**What you need to do**
Could the data below please be reproduced word for word, without the pictures?
== Segment start ==
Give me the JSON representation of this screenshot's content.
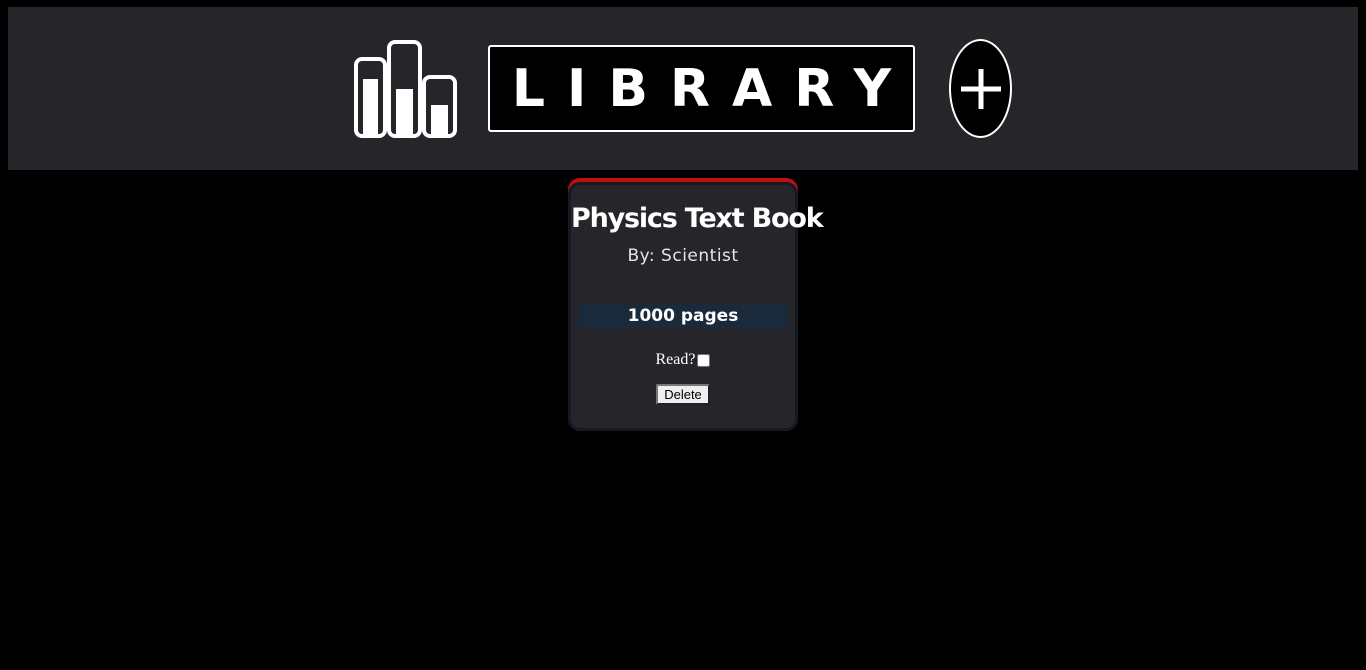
{
  "header": {
    "title": "LIBRARY",
    "logo_icon": "library-books-icon",
    "add_icon": "plus-icon"
  },
  "books": [
    {
      "title": "Physics Text Book",
      "author": "By: Scientist",
      "pages": "1000 pages",
      "read_label": "Read?",
      "read": false,
      "delete_label": "Delete"
    }
  ],
  "colors": {
    "page_background": "#000000",
    "header_background": "#25252a",
    "card_background": "#25252a",
    "card_accent": "#c30d13",
    "pages_band": "#1b2a3a",
    "text": "#ffffff"
  }
}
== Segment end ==
**Task answer**
Give me the JSON representation of this screenshot's content.
{
  "header": {
    "title": "LIBRARY",
    "logo_icon": "library-books-icon",
    "add_icon": "plus-icon"
  },
  "books": [
    {
      "title": "Physics Text Book",
      "author": "By: Scientist",
      "pages": "1000 pages",
      "read_label": "Read?",
      "read": false,
      "delete_label": "Delete"
    }
  ],
  "colors": {
    "page_background": "#000000",
    "header_background": "#25252a",
    "card_background": "#25252a",
    "card_accent": "#c30d13",
    "pages_band": "#1b2a3a",
    "text": "#ffffff"
  }
}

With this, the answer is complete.